BY STEPHANIE FOO: For Complete Post, Click Here…
Learning about C-PTSD is not easy because it doesn’t officially exist. The name “complex PTSD” is somewhat new, coined in the ’90s by psychiatrist Judith Herman. And it doesn’t exist because it isn’t officially in the Diagnostic and Statistical Manual of Mental Disorders, which is essentially the bible of mental health: If it’s not in there, it ain’t real. There was an effort by a group of mental health experts to include it in the DSM-5, which was published in 2013, but the faceless arbiters of mental health behind the DSM—a group of psychiatrists I envision as a society of hooded figures chanting around a sacrificial child star—decided that it was too similar to PTSD. There was no reason to add a “C,” no need for a distinction between the two. It’s worth mentioning, however, that the U.S. Department of Veterans Affairs and the United Kingdom National Health Service both recognize C-PTSD as a legitimate diagnosis.

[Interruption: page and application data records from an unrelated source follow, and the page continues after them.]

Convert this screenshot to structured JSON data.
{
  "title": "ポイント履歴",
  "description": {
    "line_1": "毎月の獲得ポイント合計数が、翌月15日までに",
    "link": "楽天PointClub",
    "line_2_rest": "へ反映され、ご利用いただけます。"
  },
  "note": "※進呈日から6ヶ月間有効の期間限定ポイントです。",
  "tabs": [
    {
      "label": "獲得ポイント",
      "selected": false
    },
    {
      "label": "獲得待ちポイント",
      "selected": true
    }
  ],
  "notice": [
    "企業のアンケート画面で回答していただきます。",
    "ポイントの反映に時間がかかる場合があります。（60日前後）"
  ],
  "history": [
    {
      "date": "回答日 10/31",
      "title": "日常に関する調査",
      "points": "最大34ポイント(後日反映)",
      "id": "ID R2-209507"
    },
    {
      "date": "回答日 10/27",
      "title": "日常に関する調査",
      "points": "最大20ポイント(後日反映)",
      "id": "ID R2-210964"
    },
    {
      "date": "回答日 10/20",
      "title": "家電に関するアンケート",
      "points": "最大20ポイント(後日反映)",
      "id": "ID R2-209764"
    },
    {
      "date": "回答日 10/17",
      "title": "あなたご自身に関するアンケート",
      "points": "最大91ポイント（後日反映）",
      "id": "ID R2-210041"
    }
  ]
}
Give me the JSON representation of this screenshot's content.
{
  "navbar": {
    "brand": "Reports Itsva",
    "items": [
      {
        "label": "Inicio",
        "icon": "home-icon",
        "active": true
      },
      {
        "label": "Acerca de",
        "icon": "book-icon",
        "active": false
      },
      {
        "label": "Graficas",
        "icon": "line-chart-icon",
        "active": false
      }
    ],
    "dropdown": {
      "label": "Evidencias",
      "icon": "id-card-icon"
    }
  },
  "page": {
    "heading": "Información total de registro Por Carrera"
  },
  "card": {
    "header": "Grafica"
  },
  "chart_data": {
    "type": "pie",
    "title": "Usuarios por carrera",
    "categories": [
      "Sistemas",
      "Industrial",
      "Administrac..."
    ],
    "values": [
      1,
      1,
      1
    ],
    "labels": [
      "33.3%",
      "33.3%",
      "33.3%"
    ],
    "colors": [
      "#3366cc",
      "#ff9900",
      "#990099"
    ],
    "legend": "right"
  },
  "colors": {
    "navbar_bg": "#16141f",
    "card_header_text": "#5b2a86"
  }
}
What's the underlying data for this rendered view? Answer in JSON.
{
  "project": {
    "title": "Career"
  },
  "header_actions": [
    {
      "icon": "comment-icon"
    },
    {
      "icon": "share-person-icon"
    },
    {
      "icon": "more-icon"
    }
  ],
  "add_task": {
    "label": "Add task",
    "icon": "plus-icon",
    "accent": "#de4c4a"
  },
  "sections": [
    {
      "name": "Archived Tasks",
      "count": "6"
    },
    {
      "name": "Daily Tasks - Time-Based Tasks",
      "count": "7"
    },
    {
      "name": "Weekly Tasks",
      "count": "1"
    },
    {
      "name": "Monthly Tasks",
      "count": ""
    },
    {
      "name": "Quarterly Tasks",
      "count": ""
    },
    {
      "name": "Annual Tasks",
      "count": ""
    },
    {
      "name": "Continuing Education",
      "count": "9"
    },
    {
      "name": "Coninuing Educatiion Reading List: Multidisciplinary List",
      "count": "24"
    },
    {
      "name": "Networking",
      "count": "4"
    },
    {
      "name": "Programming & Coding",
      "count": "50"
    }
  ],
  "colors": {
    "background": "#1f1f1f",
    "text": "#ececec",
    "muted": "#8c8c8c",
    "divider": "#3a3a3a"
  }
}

Because it isn’t in the DSM, there isn’t much literature on C-PTSD. What does exist is often dry, dull, and written with all the kindness and emotional intelligence of a tech bro. But still, I was desperate to learn, so I bought a small stack of books, each with a vague impressionist painting on the cover coupled with uninviting font. And I made my way through them, one painful page at a time.
The books taught me that when we live through traumatic experiences, our brains take in the things around us that are causing the greatest threat, and they encode these things deep into our subconscious as sources of danger.
Let’s say, for example, that you are hit by a car. Your brain registers the noise of the car screeching to a halt, the grille speeding toward you. It shoots out an onslaught of stress chemicals like adrenaline and cortisol that elevate your heart rate and blood pressure, narrowing your focus to the thump of the impact and the pain and the sound of an ambulance. But at the same time, your brain is subconsciously taking in thousands of other pieces of stimuli: the foggy weather, the Krispy Kreme at the intersection, the color and make and model of the car, the Midwestern accent of the guy who hit you, his blue Wolverines T-shirt. And your brain imprints deep inside itself the powerful connections between these stimuli and this pain.
These associations are stored in your brain along with the corresponding emotions from that day. And they often do not come with full stories. Therefore, your brain might not encode the logical connection between the Krispy Kreme and the car crash. It might simply encode: KRISPY KREME. DANGER.